Ultimately Yashoda mayi caught Krishna and started to chastise Him. He was crying and repeatedly requesting mother Yashoda to put the stick down. Yashoda mayi said, “You are the king of butter thieves.” And Krishna said,“You are calling Me the king of thieves. Well I definitely didn’t get it from My father’s side, I must have got it from your side.”
Krishna was afraid of His mother. This is the power of the love of Vrindavan. Krishna was not pretending to be afraid, it was not a show.

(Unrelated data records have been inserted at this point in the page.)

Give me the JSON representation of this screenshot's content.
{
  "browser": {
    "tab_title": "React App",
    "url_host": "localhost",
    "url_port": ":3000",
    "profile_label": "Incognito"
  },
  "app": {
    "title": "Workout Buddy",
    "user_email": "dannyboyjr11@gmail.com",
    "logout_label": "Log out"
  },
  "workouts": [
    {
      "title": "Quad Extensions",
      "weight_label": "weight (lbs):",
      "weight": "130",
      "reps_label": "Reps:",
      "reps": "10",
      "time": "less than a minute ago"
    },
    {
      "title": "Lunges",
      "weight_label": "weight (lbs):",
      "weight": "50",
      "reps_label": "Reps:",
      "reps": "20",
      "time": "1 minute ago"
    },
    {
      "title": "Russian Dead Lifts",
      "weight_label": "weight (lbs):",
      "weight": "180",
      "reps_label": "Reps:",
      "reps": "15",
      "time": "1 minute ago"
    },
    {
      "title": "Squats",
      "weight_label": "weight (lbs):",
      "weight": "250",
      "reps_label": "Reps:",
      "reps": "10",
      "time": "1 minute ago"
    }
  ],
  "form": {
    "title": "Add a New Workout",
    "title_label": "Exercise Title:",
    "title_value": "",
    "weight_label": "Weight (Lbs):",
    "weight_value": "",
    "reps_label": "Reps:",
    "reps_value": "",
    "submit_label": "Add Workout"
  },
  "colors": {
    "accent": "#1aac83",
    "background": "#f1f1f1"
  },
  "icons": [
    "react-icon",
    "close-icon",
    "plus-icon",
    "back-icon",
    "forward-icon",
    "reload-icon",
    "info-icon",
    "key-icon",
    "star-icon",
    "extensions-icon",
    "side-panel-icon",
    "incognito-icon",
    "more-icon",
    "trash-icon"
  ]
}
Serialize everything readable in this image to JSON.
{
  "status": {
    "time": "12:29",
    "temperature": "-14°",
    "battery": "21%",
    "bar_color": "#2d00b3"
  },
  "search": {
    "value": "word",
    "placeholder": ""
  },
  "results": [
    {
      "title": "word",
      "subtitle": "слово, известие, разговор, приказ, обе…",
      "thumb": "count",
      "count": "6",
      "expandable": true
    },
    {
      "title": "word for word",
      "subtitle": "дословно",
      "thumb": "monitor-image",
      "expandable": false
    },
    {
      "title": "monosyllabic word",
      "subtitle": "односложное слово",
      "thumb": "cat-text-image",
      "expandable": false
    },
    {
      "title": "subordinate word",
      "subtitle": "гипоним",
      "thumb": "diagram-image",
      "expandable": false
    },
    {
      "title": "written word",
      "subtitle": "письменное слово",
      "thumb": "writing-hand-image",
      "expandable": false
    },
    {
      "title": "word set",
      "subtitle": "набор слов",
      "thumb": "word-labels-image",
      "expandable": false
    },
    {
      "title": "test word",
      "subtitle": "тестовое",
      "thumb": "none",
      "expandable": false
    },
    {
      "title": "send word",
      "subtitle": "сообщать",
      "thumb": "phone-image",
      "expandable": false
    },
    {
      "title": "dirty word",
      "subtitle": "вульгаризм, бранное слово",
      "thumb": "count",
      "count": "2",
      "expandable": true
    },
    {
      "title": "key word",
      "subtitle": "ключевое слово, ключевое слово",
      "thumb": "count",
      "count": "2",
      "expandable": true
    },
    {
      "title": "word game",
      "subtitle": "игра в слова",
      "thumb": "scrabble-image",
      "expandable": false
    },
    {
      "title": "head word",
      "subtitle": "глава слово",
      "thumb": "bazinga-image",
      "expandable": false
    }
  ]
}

Finally mother Yashoda put the stick down and decided to tie Gopal up, so that He doesn’t do more mischief. She took a beautiful silken rope to tie Krishna. However every time mother Yashoda tried, the rope was two fingers too short. She tied over 150 feet of rope still she could not tie Him up. Then all the elderly gopis work Lord Krishna agreed to be bound.
Commenting on the rope being two fingers too short, Srila Vishwanath Chakravarti Thakur says that one of the fingers represents a sincere devotee’s heartfelt endeavor to serve, to perform sadhana, to remain pure and to please Krishna. And the second finger represents Krishna’s causeless mercy. When both these aspects are present in a devotee’s life, Krishna agrees to be bound by the love of that devotee.
– Radhanath Swami
न हि कश्चित्क्षणमपि जातु तिष्ठत्यकर्मकृत् ।
कार्यते ह्यवशः कर्म सर्वः प्रकृतिजैर्गुणैः ॥
भावार्थ : निःसंदेह कोई भी मनुष्य किसी भी काल में क्षणमात्र भी बिना कर्म किए नहीं रहता क्योंकि सारा मनुष्य समुदाय प्रकृति जनित गुणों द्वारा परवश हुआ कर्म करने के लिए बाध्य किया जाता है॥5॥
It is not a question of embodied life, but it is the nature of the soul to be always active. Without the presence of the spirit soul, the material body cannot move. The body is only a dead vehicle to be worked by the spirit soul, which is always active and cannot stop even for a moment. As such, the spirit soul has to be engaged in the good work of Kṛṣṇa consciousness, otherwise it will be engaged in occupations dictated by illusory energy. In contact with material energy, the spirit soul acquires material modes, and to purify the soul from such affinities it is necessary to engage in the prescribed duties enjoined in the śāstras. But if the soul is engaged in his natural function of Kṛṣṇa consciousness, whatever he is able to do is good for him. The Śrīmad-Bhāgavatam affirms this:
"If someone takes to Kṛṣṇa consciousness, even though he may not follow the prescribed duties in the śāstras nor execute the devotional service properly, and even though he may fall down from the standard, there is no loss or evil for him. But if he carries out all the injunctions for purification in the śāstras, what does it avail him if he is not Kṛṣṇa conscious?" (Bhāg. 1.5.17) So the purificatory process is necessary for reaching this point of Kṛṣṇa consciousness. Therefore, sannyāsa, or any purificatory process, is to help reach the ultimate goal of becoming Kṛṣṇa conscious, without which everything is considered a failure.